The process of marking was quite straightforward. I took the top essay and applied the mark scheme to it, arriving at a mark /25. Then I divided up the scaled scores into groups, deciding that where there were a cluster of essays with similar scaled scores (+/-5 was my rule of thumb), they would receive the same mark. I then decided on a mark for the bottom essay and worked down essays from top to bottom, assigning marks without again looking at the mark scheme, but using the comparative judging data as my guide. To test the efficacy of this, I gave the essays to colleagues and asked them, ‘does this feel like an X to you?’. While this falls foul of the anchoring effect, we did, as a team, agree that the marks were right.
Was it worth it?
In short, yes, because it brought us together as a team with everyone having spent a good chunk of time scrutinising a whole cohort’s set of exam essays. We could have a really meaningful discussion about teaching implications, and we knew that the data we were providing to tutors and heads of year was meaningful and it was right. The department meeting following the exercise was a really fruitful, challenging and illuminating session.
We also learned some interesting facts about ourselves and our marking. As HoD I got a breakdown of the reliability of my team’s judgements, (using an ‘infit’ score as described above), which will provide an interesting talking point when thinking about professional development (though I would never judge a teacher’s performance on this exercise alone: a busy week, an ill child, a winter cold could all throw someone’s performance off badly).
For our students? I’m less sure. I think it was interesting for some to get feedback from many different markers, and many were able to spot patterns of comments which the markers had made about their work. However, for those over whose work judges were less able to agree (resulting in a high infit score), the contradictions between the comments were confusing, not enlightening. Careful feedback from class teachers and opportunity for students to reflect meaningfully was essential for them to get the most out of it.
Will we do it again?
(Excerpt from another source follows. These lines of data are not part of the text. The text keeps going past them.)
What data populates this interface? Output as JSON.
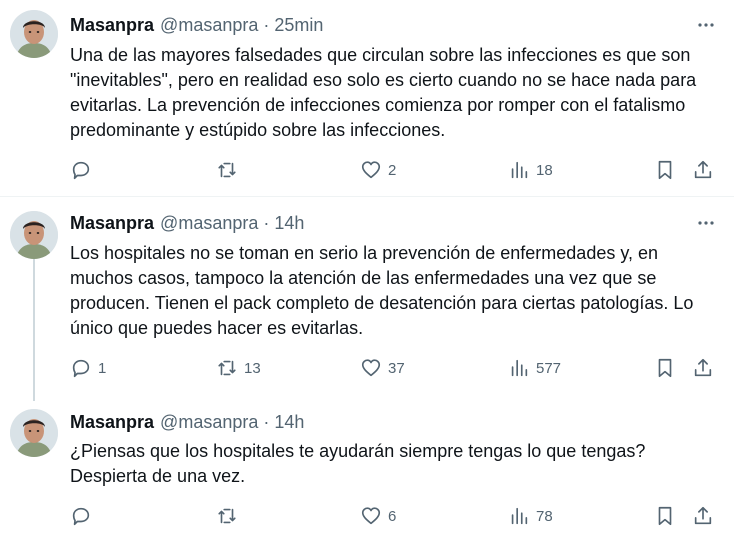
{
  "tweets": [
    {
      "author": "Masanpra",
      "handle": "@masanpra",
      "separator": "·",
      "time": "25min",
      "lines": [
        "Una de las mayores falsedades que circulan sobre las infecciones es que son",
        "\"inevitables\", pero en realidad eso solo es cierto cuando no se hace nada para",
        "evitarlas. La prevención de infecciones comienza por romper con el fatalismo",
        "predominante y estúpido sobre las infecciones."
      ],
      "replies": "",
      "retweets": "",
      "likes": "2",
      "views": "18"
    },
    {
      "author": "Masanpra",
      "handle": "@masanpra",
      "separator": "·",
      "time": "14h",
      "lines": [
        "Los hospitales no se toman en serio la prevención de enfermedades y, en",
        "muchos casos, tampoco la atención de las enfermedades una vez que se",
        "producen. Tienen el pack completo de desatención para ciertas patologías. Lo",
        "único que puedes hacer es evitarlas."
      ],
      "replies": "1",
      "retweets": "13",
      "likes": "37",
      "views": "577"
    },
    {
      "author": "Masanpra",
      "handle": "@masanpra",
      "separator": "·",
      "time": "14h",
      "lines": [
        "¿Piensas que los hospitales te ayudarán siempre tengas lo que tengas?",
        "Despierta de una vez."
      ],
      "replies": "",
      "retweets": "",
      "likes": "6",
      "views": "78"
    }
  ],
  "colors": {
    "text": "#0f1419",
    "secondary": "#536471",
    "divider": "#eff3f4",
    "thread_line": "#cfd9de"
  },
  "icons": [
    "avatar",
    "more-icon",
    "reply-icon",
    "retweet-icon",
    "like-icon",
    "views-icon",
    "bookmark-icon",
    "share-icon"
  ]
}
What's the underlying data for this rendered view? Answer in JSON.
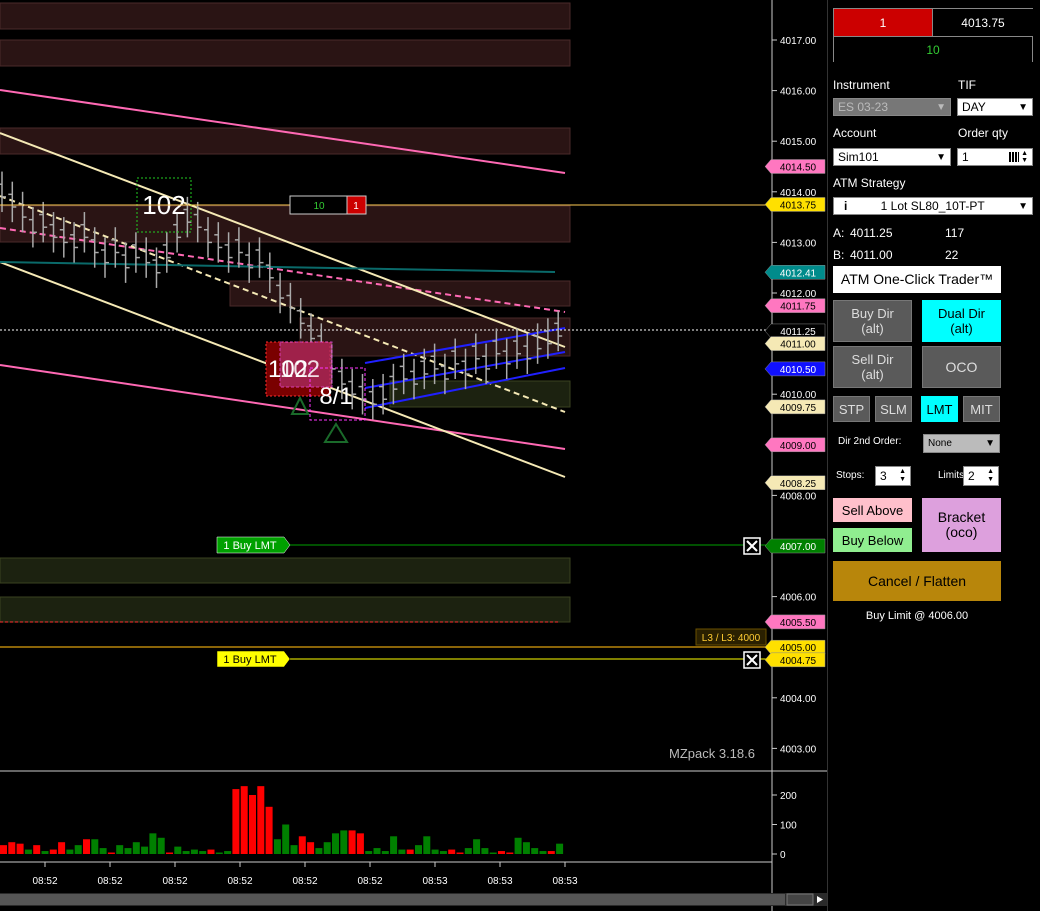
{
  "price_axis": {
    "ticks": [
      "4017.00",
      "4016.00",
      "4015.00",
      "4014.00",
      "4013.00",
      "4012.00",
      "4011.00",
      "4010.00",
      "4009.00",
      "4008.00",
      "4007.00",
      "4006.00",
      "4005.00",
      "4004.00",
      "4003.00"
    ],
    "tags": [
      {
        "text": "4014.50",
        "bg": "#ff77c0",
        "fg": "#000"
      },
      {
        "text": "4013.75",
        "bg": "#ffe000",
        "fg": "#000"
      },
      {
        "text": "4012.41",
        "bg": "#008b8b",
        "fg": "#fff"
      },
      {
        "text": "4011.75",
        "bg": "#ff77c0",
        "fg": "#000"
      },
      {
        "text": "4011.25",
        "bg": "#000",
        "fg": "#fff"
      },
      {
        "text": "4011.00",
        "bg": "#f5e9b5",
        "fg": "#000"
      },
      {
        "text": "4010.50",
        "bg": "#1010ff",
        "fg": "#fff"
      },
      {
        "text": "4009.75",
        "bg": "#f5e9b5",
        "fg": "#000"
      },
      {
        "text": "4009.00",
        "bg": "#ff77c0",
        "fg": "#000"
      },
      {
        "text": "4008.25",
        "bg": "#f5e9b5",
        "fg": "#000"
      },
      {
        "text": "4007.00",
        "bg": "#008000",
        "fg": "#fff"
      },
      {
        "text": "4005.50",
        "bg": "#ff77c0",
        "fg": "#000"
      },
      {
        "text": "4005.00",
        "bg": "#ffe000",
        "fg": "#000"
      },
      {
        "text": "4004.75",
        "bg": "#ffe000",
        "fg": "#000"
      }
    ]
  },
  "volume_axis": {
    "ticks": [
      "200",
      "100",
      "0"
    ]
  },
  "time_axis": {
    "ticks": [
      "08:52",
      "08:52",
      "08:52",
      "08:52",
      "08:52",
      "08:52",
      "08:53",
      "08:53",
      "08:53"
    ]
  },
  "chart": {
    "position_box": {
      "qty": "10",
      "pos": "1"
    },
    "orders": [
      {
        "label": "1  Buy LMT",
        "color": "#00a000"
      },
      {
        "label": "1  Buy LMT",
        "color": "#ffff00"
      }
    ],
    "level_label": "L3 / L3: 4000",
    "watermark": "MZpack 3.18.6",
    "annotations": [
      "102",
      "102",
      "102",
      "8/1"
    ]
  },
  "panel": {
    "top": {
      "position_qty": "1",
      "avg_price": "4013.75",
      "pnl": "10"
    },
    "instrument_label": "Instrument",
    "instrument_value": "ES 03-23",
    "tif_label": "TIF",
    "tif_value": "DAY",
    "account_label": "Account",
    "account_value": "Sim101",
    "order_qty_label": "Order qty",
    "order_qty_value": "1",
    "atm_label": "ATM Strategy",
    "atm_value": "1 Lot  SL80_10T-PT",
    "ask_label": "A:",
    "ask_price": "4011.25",
    "ask_size": "117",
    "bid_label": "B:",
    "bid_price": "4011.00",
    "bid_size": "22",
    "one_click": "ATM One-Click Trader™",
    "buy_dir": "Buy Dir\n(alt)",
    "dual_dir": "Dual Dir\n(alt)",
    "sell_dir": "Sell Dir\n(alt)",
    "oco": "OCO",
    "stp": "STP",
    "slm": "SLM",
    "lmt": "LMT",
    "mit": "MIT",
    "dir2_label": "Dir 2nd Order:",
    "dir2_value": "None",
    "stops_label": "Stops:",
    "stops_value": "3",
    "limits_label": "Limits:",
    "limits_value": "2",
    "sell_above": "Sell Above",
    "buy_below": "Buy Below",
    "bracket": "Bracket\n(oco)",
    "cancel_flatten": "Cancel / Flatten",
    "status": "Buy Limit @ 4006.00"
  },
  "colors": {
    "accent_red": "#cc0000",
    "cyan": "#00ffff",
    "pink": "#ff77c0",
    "gold": "#b8860b",
    "sell_above_bg": "#ffc0cb",
    "buy_below_bg": "#90ee90",
    "bracket_bg": "#dda0dd"
  },
  "volume_bars": [
    {
      "v": 30,
      "c": "r"
    },
    {
      "v": 40,
      "c": "r"
    },
    {
      "v": 35,
      "c": "r"
    },
    {
      "v": 15,
      "c": "g"
    },
    {
      "v": 30,
      "c": "r"
    },
    {
      "v": 10,
      "c": "g"
    },
    {
      "v": 15,
      "c": "r"
    },
    {
      "v": 40,
      "c": "r"
    },
    {
      "v": 15,
      "c": "g"
    },
    {
      "v": 30,
      "c": "g"
    },
    {
      "v": 50,
      "c": "r"
    },
    {
      "v": 50,
      "c": "g"
    },
    {
      "v": 20,
      "c": "g"
    },
    {
      "v": 5,
      "c": "r"
    },
    {
      "v": 30,
      "c": "g"
    },
    {
      "v": 20,
      "c": "g"
    },
    {
      "v": 40,
      "c": "g"
    },
    {
      "v": 25,
      "c": "g"
    },
    {
      "v": 70,
      "c": "g"
    },
    {
      "v": 55,
      "c": "g"
    },
    {
      "v": 5,
      "c": "r"
    },
    {
      "v": 25,
      "c": "g"
    },
    {
      "v": 10,
      "c": "g"
    },
    {
      "v": 15,
      "c": "g"
    },
    {
      "v": 10,
      "c": "g"
    },
    {
      "v": 15,
      "c": "r"
    },
    {
      "v": 5,
      "c": "g"
    },
    {
      "v": 10,
      "c": "g"
    },
    {
      "v": 220,
      "c": "r"
    },
    {
      "v": 230,
      "c": "r"
    },
    {
      "v": 200,
      "c": "r"
    },
    {
      "v": 230,
      "c": "r"
    },
    {
      "v": 160,
      "c": "r"
    },
    {
      "v": 50,
      "c": "g"
    },
    {
      "v": 100,
      "c": "g"
    },
    {
      "v": 30,
      "c": "g"
    },
    {
      "v": 60,
      "c": "r"
    },
    {
      "v": 40,
      "c": "r"
    },
    {
      "v": 20,
      "c": "g"
    },
    {
      "v": 40,
      "c": "g"
    },
    {
      "v": 70,
      "c": "g"
    },
    {
      "v": 80,
      "c": "g"
    },
    {
      "v": 80,
      "c": "r"
    },
    {
      "v": 70,
      "c": "r"
    },
    {
      "v": 10,
      "c": "g"
    },
    {
      "v": 20,
      "c": "g"
    },
    {
      "v": 10,
      "c": "g"
    },
    {
      "v": 60,
      "c": "g"
    },
    {
      "v": 15,
      "c": "g"
    },
    {
      "v": 15,
      "c": "r"
    },
    {
      "v": 30,
      "c": "g"
    },
    {
      "v": 60,
      "c": "g"
    },
    {
      "v": 15,
      "c": "g"
    },
    {
      "v": 10,
      "c": "g"
    },
    {
      "v": 15,
      "c": "r"
    },
    {
      "v": 5,
      "c": "r"
    },
    {
      "v": 20,
      "c": "g"
    },
    {
      "v": 50,
      "c": "g"
    },
    {
      "v": 20,
      "c": "g"
    },
    {
      "v": 5,
      "c": "g"
    },
    {
      "v": 10,
      "c": "r"
    },
    {
      "v": 5,
      "c": "r"
    },
    {
      "v": 55,
      "c": "g"
    },
    {
      "v": 40,
      "c": "g"
    },
    {
      "v": 20,
      "c": "g"
    },
    {
      "v": 10,
      "c": "g"
    },
    {
      "v": 10,
      "c": "r"
    },
    {
      "v": 35,
      "c": "g"
    }
  ]
}
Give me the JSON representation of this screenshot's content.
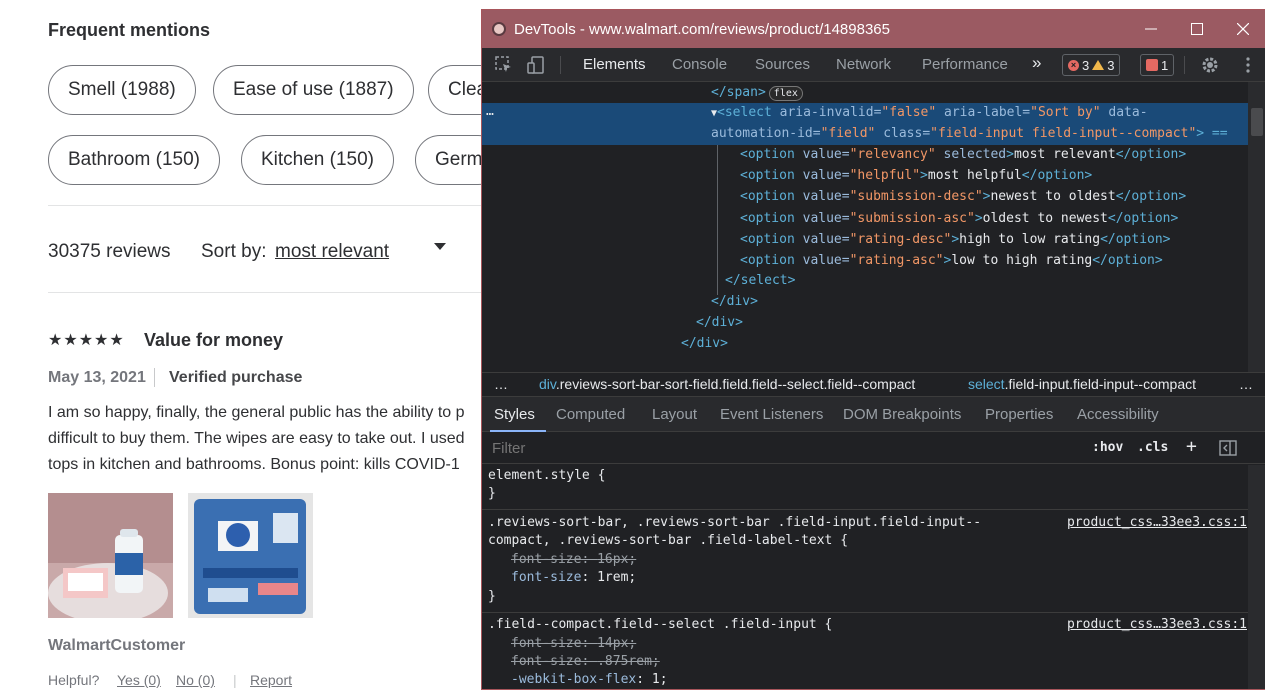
{
  "page": {
    "frequent_mentions_title": "Frequent mentions",
    "chips": [
      {
        "label": "Smell (1988)"
      },
      {
        "label": "Ease of use (1887)"
      },
      {
        "label": "Clea"
      },
      {
        "label": "Bathroom (150)"
      },
      {
        "label": "Kitchen (150)"
      },
      {
        "label": "Germ"
      }
    ],
    "reviews_count": "30375 reviews",
    "sort_label": "Sort by:",
    "sort_value": "most relevant",
    "review": {
      "stars": "★★★★★",
      "rating": 5,
      "title": "Value for money",
      "date": "May 13, 2021",
      "verified": "Verified purchase",
      "lines": [
        "I am so happy, finally, the general public has the ability to p",
        "difficult to buy them. The wipes are easy to take out. I used",
        "tops in kitchen and bathrooms. Bonus point: kills COVID-1"
      ],
      "customer": "WalmartCustomer",
      "helpful_label": "Helpful?",
      "yes_label": "Yes (0)",
      "no_label": "No (0)",
      "report_label": "Report"
    }
  },
  "devtools": {
    "window_title": "DevTools - www.walmart.com/reviews/product/14898365",
    "tabs": [
      "Elements",
      "Console",
      "Sources",
      "Network",
      "Performance"
    ],
    "more_tabs": "»",
    "errors": "3",
    "warnings": "3",
    "issues": "1",
    "tree": {
      "span_close": "</span>",
      "flex_badge": "flex",
      "ellipsis": "…",
      "select_open_1a": "<select",
      "select_attr_1": " aria-invalid=",
      "select_val_1": "\"false\"",
      "select_attr_2": " aria-label=",
      "select_val_2": "\"Sort by\"",
      "select_attr_3": " data-",
      "select_line2_a": "automation-id=",
      "select_line2_v1": "\"field\"",
      "select_line2_b": " class=",
      "select_line2_v2": "\"field-input field-input--compact\"",
      "select_line2_end": "> ==",
      "options": [
        {
          "value": "\"relevancy\"",
          "extra": " selected",
          "text": "most relevant"
        },
        {
          "value": "\"helpful\"",
          "extra": "",
          "text": "most helpful"
        },
        {
          "value": "\"submission-desc\"",
          "extra": "",
          "text": "newest to oldest"
        },
        {
          "value": "\"submission-asc\"",
          "extra": "",
          "text": "oldest to newest"
        },
        {
          "value": "\"rating-desc\"",
          "extra": "",
          "text": "high to low rating"
        },
        {
          "value": "\"rating-asc\"",
          "extra": "",
          "text": "low to high rating"
        }
      ],
      "select_close": "</select>",
      "div_close_1": "</div>",
      "div_close_2": "</div>",
      "div_close_3": "</div>"
    },
    "breadcrumb": {
      "ellipsis": "…",
      "crumb1_tag": "div",
      "crumb1_cls": ".reviews-sort-bar-sort-field.field.field--select.field--compact",
      "crumb2_tag": "select",
      "crumb2_cls": ".field-input.field-input--compact",
      "more": "…"
    },
    "subtabs": [
      "Styles",
      "Computed",
      "Layout",
      "Event Listeners",
      "DOM Breakpoints",
      "Properties",
      "Accessibility"
    ],
    "filter_placeholder": "Filter",
    "hov": ":hov",
    "cls": ".cls",
    "plus": "+",
    "rules": {
      "element_style": "element.style {",
      "close_brace": "}",
      "rule1_sel_1": ".reviews-sort-bar, .reviews-sort-bar .field-input.field-input--",
      "rule1_sel_2": "compact, .reviews-sort-bar .field-label-text {",
      "rule1_src": "product_css…33ee3.css:1",
      "rule1_p1_name": "font-size",
      "rule1_p1_val": "16px;",
      "rule1_p2_name": "font-size",
      "rule1_p2_val": "1rem;",
      "rule2_sel": ".field--compact.field--select .field-input {",
      "rule2_src": "product_css…33ee3.css:1",
      "rule2_p1_name": "font-size",
      "rule2_p1_val": "14px;",
      "rule2_p2_name": "font-size",
      "rule2_p2_val": ".875rem;",
      "rule2_p3_name": "-webkit-box-flex",
      "rule2_p3_val": "1;"
    }
  }
}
Yes, but I’m not sure when. We might use it for a sampling exercise for large-scale exams (such as fifth form mocks), and I could see it being an interesting way of getting classes to carry out peer-assessment: I could set them up as judges and assign them a number of judgements to make for homework. If the work were typed, then it would reduce the chance that they would let personal loyalty or animosity guide their views. However, the amount of time taken to generate data means that we will have to continue to find the elegant compromises which make the work of a teacher so endlessly rewarding.